### Task to complete:
A word-for-word restatement of the full listing is required.

━━━━━ Dataset ━━━━━

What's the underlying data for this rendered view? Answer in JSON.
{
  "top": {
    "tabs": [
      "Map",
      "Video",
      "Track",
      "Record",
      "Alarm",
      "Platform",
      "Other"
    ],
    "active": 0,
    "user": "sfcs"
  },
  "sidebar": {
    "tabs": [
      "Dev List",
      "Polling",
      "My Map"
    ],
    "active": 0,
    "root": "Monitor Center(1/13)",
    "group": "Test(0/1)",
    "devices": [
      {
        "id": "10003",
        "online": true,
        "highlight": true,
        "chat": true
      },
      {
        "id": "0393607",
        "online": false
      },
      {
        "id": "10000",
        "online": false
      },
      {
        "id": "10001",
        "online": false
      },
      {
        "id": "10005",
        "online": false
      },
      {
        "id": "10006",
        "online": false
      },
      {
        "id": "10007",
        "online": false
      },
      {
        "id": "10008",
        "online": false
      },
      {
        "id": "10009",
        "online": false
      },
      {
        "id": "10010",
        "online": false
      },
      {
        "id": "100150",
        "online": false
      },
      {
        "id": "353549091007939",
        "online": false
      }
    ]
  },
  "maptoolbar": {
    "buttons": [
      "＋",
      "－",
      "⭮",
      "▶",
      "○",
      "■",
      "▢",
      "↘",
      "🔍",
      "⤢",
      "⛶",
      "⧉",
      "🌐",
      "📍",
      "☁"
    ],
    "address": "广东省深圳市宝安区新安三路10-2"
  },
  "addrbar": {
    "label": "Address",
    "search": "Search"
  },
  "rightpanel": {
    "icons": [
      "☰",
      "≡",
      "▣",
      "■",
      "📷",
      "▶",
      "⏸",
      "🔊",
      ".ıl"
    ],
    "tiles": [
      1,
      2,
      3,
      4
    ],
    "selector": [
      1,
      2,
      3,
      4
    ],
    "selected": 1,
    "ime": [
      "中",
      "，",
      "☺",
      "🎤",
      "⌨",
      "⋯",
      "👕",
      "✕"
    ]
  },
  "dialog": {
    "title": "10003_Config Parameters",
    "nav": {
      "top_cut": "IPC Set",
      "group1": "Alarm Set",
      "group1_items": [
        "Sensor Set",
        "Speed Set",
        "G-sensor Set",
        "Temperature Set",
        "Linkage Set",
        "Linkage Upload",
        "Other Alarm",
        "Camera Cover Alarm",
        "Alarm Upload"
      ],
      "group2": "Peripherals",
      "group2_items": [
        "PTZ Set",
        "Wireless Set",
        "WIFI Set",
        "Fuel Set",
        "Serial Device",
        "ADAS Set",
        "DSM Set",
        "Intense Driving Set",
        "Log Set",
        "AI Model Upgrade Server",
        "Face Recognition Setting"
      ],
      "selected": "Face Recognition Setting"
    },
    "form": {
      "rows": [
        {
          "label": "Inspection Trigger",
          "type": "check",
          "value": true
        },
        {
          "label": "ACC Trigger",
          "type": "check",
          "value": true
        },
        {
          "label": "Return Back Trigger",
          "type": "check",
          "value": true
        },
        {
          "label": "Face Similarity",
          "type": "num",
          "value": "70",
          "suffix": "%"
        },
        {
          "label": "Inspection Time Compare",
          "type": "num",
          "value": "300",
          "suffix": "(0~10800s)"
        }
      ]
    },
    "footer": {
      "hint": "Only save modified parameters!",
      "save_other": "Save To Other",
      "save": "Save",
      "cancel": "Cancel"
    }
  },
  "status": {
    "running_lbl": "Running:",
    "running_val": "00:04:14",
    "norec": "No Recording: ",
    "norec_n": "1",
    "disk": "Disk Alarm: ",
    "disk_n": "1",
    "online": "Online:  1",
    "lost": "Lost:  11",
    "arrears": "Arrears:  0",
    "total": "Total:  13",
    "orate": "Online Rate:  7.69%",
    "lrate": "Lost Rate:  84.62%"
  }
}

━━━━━

### Result:
What's the underlying data for this rendered view? Answer in JSON.
{
  "top": {
    "tabs": [
      "Map",
      "Video",
      "Track",
      "Record",
      "Alarm",
      "Platform",
      "Other"
    ],
    "active": 0,
    "user": "sfcs"
  },
  "sidebar": {
    "tabs": [
      "Dev List",
      "Polling",
      "My Map"
    ],
    "active": 0,
    "root": "Monitor Center(1/13)",
    "group": "Test(0/1)",
    "devices": [
      {
        "id": "10003",
        "online": true,
        "highlight": true,
        "chat": true
      },
      {
        "id": "0393607",
        "online": false
      },
      {
        "id": "10000",
        "online": false
      },
      {
        "id": "10001",
        "online": false
      },
      {
        "id": "10005",
        "online": false
      },
      {
        "id": "10006",
        "online": false
      },
      {
        "id": "10007",
        "online": false
      },
      {
        "id": "10008",
        "online": false
      },
      {
        "id": "10009",
        "online": false
      },
      {
        "id": "10010",
        "online": false
      },
      {
        "id": "100150",
        "online": false
      },
      {
        "id": "353549091007939",
        "online": false
      }
    ]
  },
  "maptoolbar": {
    "buttons": [
      "＋",
      "－",
      "⭮",
      "▶",
      "○",
      "■",
      "▢",
      "↘",
      "🔍",
      "⤢",
      "⛶",
      "⧉",
      "🌐",
      "📍",
      "☁"
    ],
    "address": "广东省深圳市宝安区新安三路10-2"
  },
  "addrbar": {
    "label": "Address",
    "search": "Search"
  },
  "rightpanel": {
    "icons": [
      "☰",
      "≡",
      "▣",
      "■",
      "📷",
      "▶",
      "⏸",
      "🔊",
      ".ıl"
    ],
    "tiles": [
      1,
      2,
      3,
      4
    ],
    "selector": [
      1,
      2,
      3,
      4
    ],
    "selected": 1,
    "ime": [
      "中",
      "，",
      "☺",
      "🎤",
      "⌨",
      "⋯",
      "👕",
      "✕"
    ]
  },
  "dialog": {
    "title": "10003_Config Parameters",
    "nav": {
      "top_cut": "IPC Set",
      "group1": "Alarm Set",
      "group1_items": [
        "Sensor Set",
        "Speed Set",
        "G-sensor Set",
        "Temperature Set",
        "Linkage Set",
        "Linkage Upload",
        "Other Alarm",
        "Camera Cover Alarm",
        "Alarm Upload"
      ],
      "group2": "Peripherals",
      "group2_items": [
        "PTZ Set",
        "Wireless Set",
        "WIFI Set",
        "Fuel Set",
        "Serial Device",
        "ADAS Set",
        "DSM Set",
        "Intense Driving Set",
        "Log Set",
        "AI Model Upgrade Server",
        "Face Recognition Setting"
      ],
      "selected": "Face Recognition Setting"
    },
    "form": {
      "rows": [
        {
          "label": "Inspection Trigger",
          "type": "check",
          "value": true
        },
        {
          "label": "ACC Trigger",
          "type": "check",
          "value": true
        },
        {
          "label": "Return Back Trigger",
          "type": "check",
          "value": true
        },
        {
          "label": "Face Similarity",
          "type": "num",
          "value": "70",
          "suffix": "%"
        },
        {
          "label": "Inspection Time Compare",
          "type": "num",
          "value": "300",
          "suffix": "(0~10800s)"
        }
      ]
    },
    "footer": {
      "hint": "Only save modified parameters!",
      "save_other": "Save To Other",
      "save": "Save",
      "cancel": "Cancel"
    }
  },
  "status": {
    "running_lbl": "Running:",
    "running_val": "00:04:14",
    "norec": "No Recording: ",
    "norec_n": "1",
    "disk": "Disk Alarm: ",
    "disk_n": "1",
    "online": "Online:  1",
    "lost": "Lost:  11",
    "arrears": "Arrears:  0",
    "total": "Total:  13",
    "orate": "Online Rate:  7.69%",
    "lrate": "Lost Rate:  84.62%"
  }
}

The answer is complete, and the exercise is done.